# Normal distribution and star density in a Galaxy

1. May 19, 2013

### corndog16

Hey all.

I'm working on a personal programming project where I'm attempting to simulate (to a small degree) a galaxy. And I have come across a decent 2D density map for a spiral galaxy. This map (array actually) defines a 128x128 grid of values between 0 and 255 representing the frequency of stars found in that 'sector' of space.

I want to expand this density map into the 3rd dimension and I figure a good way to do that would be to define the height of the galaxy as being n sectors tall and then use a normal distribution curve to distribute the density value (something between 0 and 255) vertically across those 5 sectors.

My question is, how would I take a number, say 234, and divide it among n 'boxes' or 'sectors' so that it has a normal curve type distribution?
I attempted to Google this, but I found that what was coming up did not describe what I was looking for so I'm thinking that I don't currently have the vocabulary to describe this particular intent.

2. May 20, 2013

### Stephen Tashi

A normal distribution has two parameters, the mean $\mu$ and the standard deviation $\sigma$. Lets say we have 128 boxes. Imagine the boxes as spaces between a ruler that has marks at 0,1,2,..128. Assuming you want the middle of the distribution to be at the middle of the ruler, set $\mu = 64$.

Then you have to decide on a value for $\sigma$. A normal distribution has non-zero values from $- \infty$ to $+\infty$, so you have to decide what part of the distribution you are going to leave out or you have to settle for a distribution that doesn't exactly match a normal distribution by forcing all of the stars to be within the 128 boxes.

For most programming languages, you can find a library with a function that give the values of the cumulative normal distibution. Let's assume that such a function is

$F(\mu,\sigma,x) = \int_{-\infty}^x f(\mu,\sigma,x) dx$ where $f(\mu,\sigma,x)$ is the density of a normal distribution.

The fraction of stars between marks $A$ and $B$ on the ruler is

$F(64,\sigma,B) - F(64,\sigma,A)$.

So the fraction of stars between the 0 and 128 marks is

$M = F(64,\sigma,128) - F(64,\sigma,0)$

The fraction that are outside those marks is $1 - M$.

The fraction of stars in the kth box is $s_k = F(64,\sigma,k) - F(64,\sigma,k-1)$. If you want to "renormalize" so that all the stars fall in the marks between 0 and 128, you can make the fraction of stars in the kth box $\frac{s_k}{1-M}$

For 234 total stars, the number of stars in the kth box will be $(s_k)(234)$. So it won't always be a whole number. To convert to a while number, you'll have to decide how to round things off. (If you want the grand total to remain 234, you'll have to round off in a special way!)

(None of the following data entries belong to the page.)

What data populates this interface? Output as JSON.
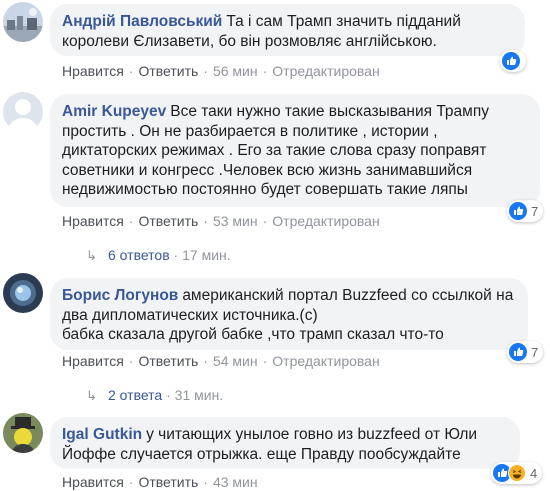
{
  "comments": [
    {
      "author": "Андрій Павловський",
      "lines": [
        "Та і сам Трамп значить підданий",
        "королеви Єлизавети, бо він розмовляє англійською."
      ],
      "like": "Нравится",
      "reply": "Ответить",
      "time": "56 мин",
      "edited": "Отредактирован",
      "reactions": "",
      "reaction_icons": [
        "like-icon"
      ]
    },
    {
      "author": "Amir Kupeyev",
      "lines": [
        "Все таки нужно такие высказывания Трампу",
        "простить . Он не разбирается в политике , истории ,",
        "диктаторских режимах . Его за такие слова сразу поправят",
        "советники и конгресс .Человек всю жизнь занимавшийся",
        "недвижимостью постоянно будет совершать такие ляпы"
      ],
      "like": "Нравится",
      "reply": "Ответить",
      "time": "53 мин",
      "edited": "Отредактирован",
      "reactions": "7",
      "replies_label": "6 ответов",
      "replies_time": "17 мин."
    },
    {
      "author": "Борис Логунов",
      "lines": [
        "американский портал Buzzfeed со ссылкой на",
        "два дипломатических источника.(с)",
        "бабка сказала другой бабке ,что трамп сказал что-то"
      ],
      "like": "Нравится",
      "reply": "Ответить",
      "time": "54 мин",
      "edited": "Отредактирован",
      "reactions": "7",
      "replies_label": "2 ответа",
      "replies_time": "31 мин."
    },
    {
      "author": "Igal Gutkin",
      "lines": [
        "у читающих унылое говно из buzzfeed от Юли",
        "Йоффе случается отрыжка. еще Правду пообсуждайте"
      ],
      "like": "Нравится",
      "reply": "Ответить",
      "time": "43 мин",
      "reactions": "4"
    }
  ],
  "colors": {
    "link": "#385898",
    "bubble": "#f2f3f5",
    "like_blue": "#1877f2",
    "haha_yellow": "#f7b125"
  }
}
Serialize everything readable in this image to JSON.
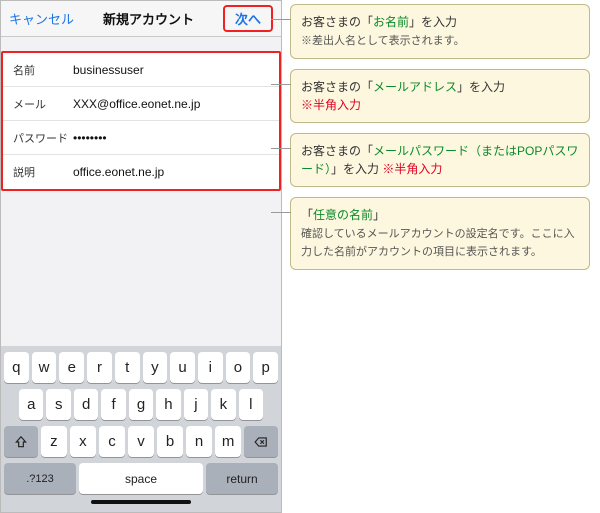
{
  "nav": {
    "cancel": "キャンセル",
    "title": "新規アカウント",
    "next": "次へ"
  },
  "form": {
    "name_lbl": "名前",
    "name_val": "businessuser",
    "mail_lbl": "メール",
    "mail_val": "XXX@office.eonet.ne.jp",
    "pass_lbl": "パスワード",
    "pass_val": "••••••••",
    "desc_lbl": "説明",
    "desc_val": "office.eonet.ne.jp"
  },
  "kb": {
    "r1": [
      "q",
      "w",
      "e",
      "r",
      "t",
      "y",
      "u",
      "i",
      "o",
      "p"
    ],
    "r2": [
      "a",
      "s",
      "d",
      "f",
      "g",
      "h",
      "j",
      "k",
      "l"
    ],
    "r3": [
      "z",
      "x",
      "c",
      "v",
      "b",
      "n",
      "m"
    ],
    "num": ".?123",
    "space": "space",
    "return": "return"
  },
  "callouts": {
    "c1a": "お客さまの「",
    "c1b": "お名前",
    "c1c": "」を入力",
    "c1n": "※差出人名として表示されます。",
    "c2a": "お客さまの「",
    "c2b": "メールアドレス",
    "c2c": "」を入力",
    "c2n": "※半角入力",
    "c3a": "お客さまの「",
    "c3b": "メールパスワード（またはPOPパスワード）",
    "c3c": "」を入力 ",
    "c3n": "※半角入力",
    "c4a": "「",
    "c4b": "任意の名前",
    "c4c": "」",
    "c4n": "確認しているメールアカウントの設定名です。ここに入力した名前がアカウントの項目に表示されます。"
  }
}
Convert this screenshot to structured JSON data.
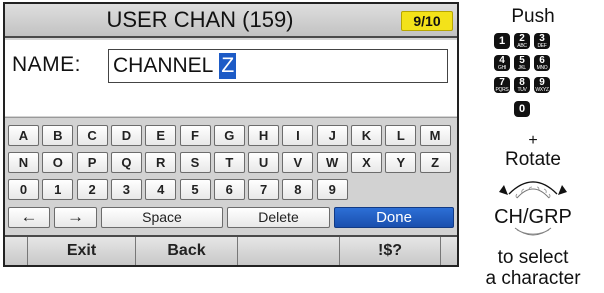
{
  "screen": {
    "title": "USER CHAN (159)",
    "page_indicator": "9/10",
    "name_label": "NAME:",
    "name_value": "CHANNEL",
    "cursor_char": "Z"
  },
  "keyboard": {
    "row1": [
      "A",
      "B",
      "C",
      "D",
      "E",
      "F",
      "G",
      "H",
      "I",
      "J",
      "K",
      "L",
      "M"
    ],
    "row2": [
      "N",
      "O",
      "P",
      "Q",
      "R",
      "S",
      "T",
      "U",
      "V",
      "W",
      "X",
      "Y",
      "Z"
    ],
    "row3": [
      "0",
      "1",
      "2",
      "3",
      "4",
      "5",
      "6",
      "7",
      "8",
      "9"
    ],
    "left_arrow": "←",
    "right_arrow": "→",
    "space": "Space",
    "delete": "Delete",
    "done": "Done"
  },
  "softkeys": [
    "Exit",
    "Back",
    "",
    "!$?"
  ],
  "instructions": {
    "push": "Push",
    "plus": "+",
    "rotate": "Rotate",
    "dial_label": "CH/GRP",
    "line1": "to select",
    "line2": "a character",
    "keypad": [
      {
        "num": "1",
        "letters": ""
      },
      {
        "num": "2",
        "letters": "ABC"
      },
      {
        "num": "3",
        "letters": "DEF"
      },
      {
        "num": "4",
        "letters": "GHI"
      },
      {
        "num": "5",
        "letters": "JKL"
      },
      {
        "num": "6",
        "letters": "MNO"
      },
      {
        "num": "7",
        "letters": "PQRS"
      },
      {
        "num": "8",
        "letters": "TUV"
      },
      {
        "num": "9",
        "letters": "WXYZ"
      },
      {
        "num": "0",
        "letters": ""
      }
    ]
  },
  "colors": {
    "accent": "#1d5bc6",
    "badge": "#f3e21a",
    "screen_bg": "#d4d4d4"
  }
}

The above calculations don't determine a unique value for $\sigma$. You'll have to try various values to find one that you like if your goal is only to have a pleasing picture. If you are doing a physical simulation of moving stars, we'll have to investigate the problem further.

3. Nov 27, 2013

### davidhayes

Hi,
Any chance you could post your source for the 2D Density Map you have? I'm looking for exactly that
Thanks
Dave